Consumer Proposal Calculator – how much does a consumer proposal cost?
Consumer proposal calculator – is there really such a thing? How much does a consumer proposal cost? This will depend on a number for factors:
- Your assets
- How much debt you owe
- Your monthly net income
- The number of dependents in your household (i.e., spouse and children)
- Your spouse’s monthly net income
- Whether your not you’ve previously file for personal bankruptcy
How these factors determine the cost of a consumer proposal is too lengthy to explain at the present time. However we can provide a rough guide of what a consumer proposal would cost you:
How much does a consumer proposal cost?
|Amount of debt||Monthly net income||Estimated consumer proposal payments|
|less than $12,000||less than $3,100||$120/month x 60 months = $7,200|
|between $12,000 - $18,000||less than $3,450||$150/month x 60 months = $9,000|
|between $18,000 - $21,000||less than $3,650||$180/month x 60 months = $10,800|
|between $22,000 - $24,000||less than $3,700||$200/month x 60 months = $12,000|
|between $24,000 - $30,000||less than $3,950||$250/month x 60 months = $15,000|
|over $30,000||less than $12,000||50% of your debt, paid over 60 months|
1. You are single with no dependants
2. You have no assets
3. You've never filed for bankruptcy
Again, we must stress that these are rough estimates. How much you will be paying in your consumer proposal will depend on your own individual circumstances.
WARNING – online debt repayment calculators
You may run into online debt repayment calculators that calculate what your monthly payments would be under a consumer proposal. These calculators almost always underestimate your monthly payments.
Why do they do this? Because it’s a classic “bait and switch” tactic that some firms use. For example, one firm’s online calculator estimates a monthly proposal payment of $175/month for someone who has $30,000 of debt.
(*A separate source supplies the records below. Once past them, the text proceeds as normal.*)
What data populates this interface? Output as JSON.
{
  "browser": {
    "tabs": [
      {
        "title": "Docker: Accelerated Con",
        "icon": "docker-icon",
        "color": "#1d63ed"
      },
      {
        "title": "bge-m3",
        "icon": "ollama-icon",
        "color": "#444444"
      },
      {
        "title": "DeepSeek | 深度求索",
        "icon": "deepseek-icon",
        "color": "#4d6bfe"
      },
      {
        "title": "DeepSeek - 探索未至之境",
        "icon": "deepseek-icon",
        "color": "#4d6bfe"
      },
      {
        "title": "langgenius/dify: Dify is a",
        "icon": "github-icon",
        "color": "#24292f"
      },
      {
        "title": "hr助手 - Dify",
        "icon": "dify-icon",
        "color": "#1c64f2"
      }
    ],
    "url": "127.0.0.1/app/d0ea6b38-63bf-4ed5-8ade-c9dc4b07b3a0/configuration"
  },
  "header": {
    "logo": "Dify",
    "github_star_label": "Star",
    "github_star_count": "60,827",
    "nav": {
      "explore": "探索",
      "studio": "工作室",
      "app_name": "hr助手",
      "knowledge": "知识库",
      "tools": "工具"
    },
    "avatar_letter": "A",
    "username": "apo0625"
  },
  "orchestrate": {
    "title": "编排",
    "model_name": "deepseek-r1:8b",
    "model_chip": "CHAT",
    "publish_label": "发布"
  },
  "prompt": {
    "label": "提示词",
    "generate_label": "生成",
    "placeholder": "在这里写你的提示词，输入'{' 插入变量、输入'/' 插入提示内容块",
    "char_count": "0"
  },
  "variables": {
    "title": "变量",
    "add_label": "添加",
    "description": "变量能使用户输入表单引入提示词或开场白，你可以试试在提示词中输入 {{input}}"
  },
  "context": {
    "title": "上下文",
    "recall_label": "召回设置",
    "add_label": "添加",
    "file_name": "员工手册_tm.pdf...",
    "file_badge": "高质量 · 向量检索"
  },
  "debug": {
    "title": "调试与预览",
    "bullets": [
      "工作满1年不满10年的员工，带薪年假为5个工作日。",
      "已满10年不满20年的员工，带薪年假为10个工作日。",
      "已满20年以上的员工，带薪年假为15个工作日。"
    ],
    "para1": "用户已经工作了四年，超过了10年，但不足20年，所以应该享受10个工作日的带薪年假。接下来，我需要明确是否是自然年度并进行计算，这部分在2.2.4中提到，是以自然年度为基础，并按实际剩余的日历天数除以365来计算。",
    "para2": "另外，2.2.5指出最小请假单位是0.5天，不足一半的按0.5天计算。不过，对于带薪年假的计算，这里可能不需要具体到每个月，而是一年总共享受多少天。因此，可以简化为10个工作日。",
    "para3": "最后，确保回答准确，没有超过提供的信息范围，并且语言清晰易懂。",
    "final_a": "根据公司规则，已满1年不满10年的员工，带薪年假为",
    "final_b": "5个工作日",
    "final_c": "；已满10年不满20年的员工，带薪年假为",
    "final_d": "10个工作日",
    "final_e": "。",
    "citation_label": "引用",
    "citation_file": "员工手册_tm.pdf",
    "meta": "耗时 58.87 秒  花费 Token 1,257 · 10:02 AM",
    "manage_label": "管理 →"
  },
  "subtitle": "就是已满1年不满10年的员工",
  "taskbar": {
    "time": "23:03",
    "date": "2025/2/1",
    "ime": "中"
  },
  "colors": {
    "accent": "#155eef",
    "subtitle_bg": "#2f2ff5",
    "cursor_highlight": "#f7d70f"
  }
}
What they don’t tell you is that the $175/month does not include the Trustee’s fees. Once you add in the Trustee’s fees (which they don’t disclose to you), you will actually pay much more than the calculated amount.
Our table above includes our fees – you don’t pay anything else. Which leads us to our next section…
How does a Trustee get paid?
You are probably wondering how the Trustee’s professional fees are paid in a consumer proposal.
It’s simple – your proposal payments are paid to the Trustee who deposits them into a trust account. The funds are held in trust for your creditors. The Trustee’s fees are paid out of the trust account according to a tariff under the Bankruptcy and Insolvency Act.
In other words, the Trustee’s fees are paid by your creditors based on a percentage of the trust account money. You don’t pay anything other than the proposal payments.
And if a Trustee is telling you otherwise, be wary of working with that firm.
Consumer Proposal Calculator – the cost of doing nothing
Of course, you have the option of continuing to pay your debts on your own. However, the cost of doing nothing is the interest you will be paying on that debt as you pay it down.
Below is a handy calculator in which you can enter: (1) your credit card debt; (2) the annual interest rate on that debt; and (3) your current monthly payment.
Let’s say that you had $30,000.00 in credit card debt at an annual interest rate of 18% and you were making payments of $500.00 per month to pay it off.
Inputting these numbers into the calculator, it would take you 155 months (or 13 years) to be debt free. You would pay a total of $77,327.90, comprised of the original $30,000.00 loan balance and $47,327.90 in interest.
Clearly, there must be a better alternative to you than paying thousands of dollars of interest over several years. This is why consumer proposals exist – to help individuals like you who are drowning in debt.
Want to work with us? Our promise to you…
- You will be in constant contact with a real Licensed Insolvency Trustee.
- Your calls will always be returned.
- Your emails will never be ignored.
- We will work with you to craft an affordable payment plan that makes sense for your budget.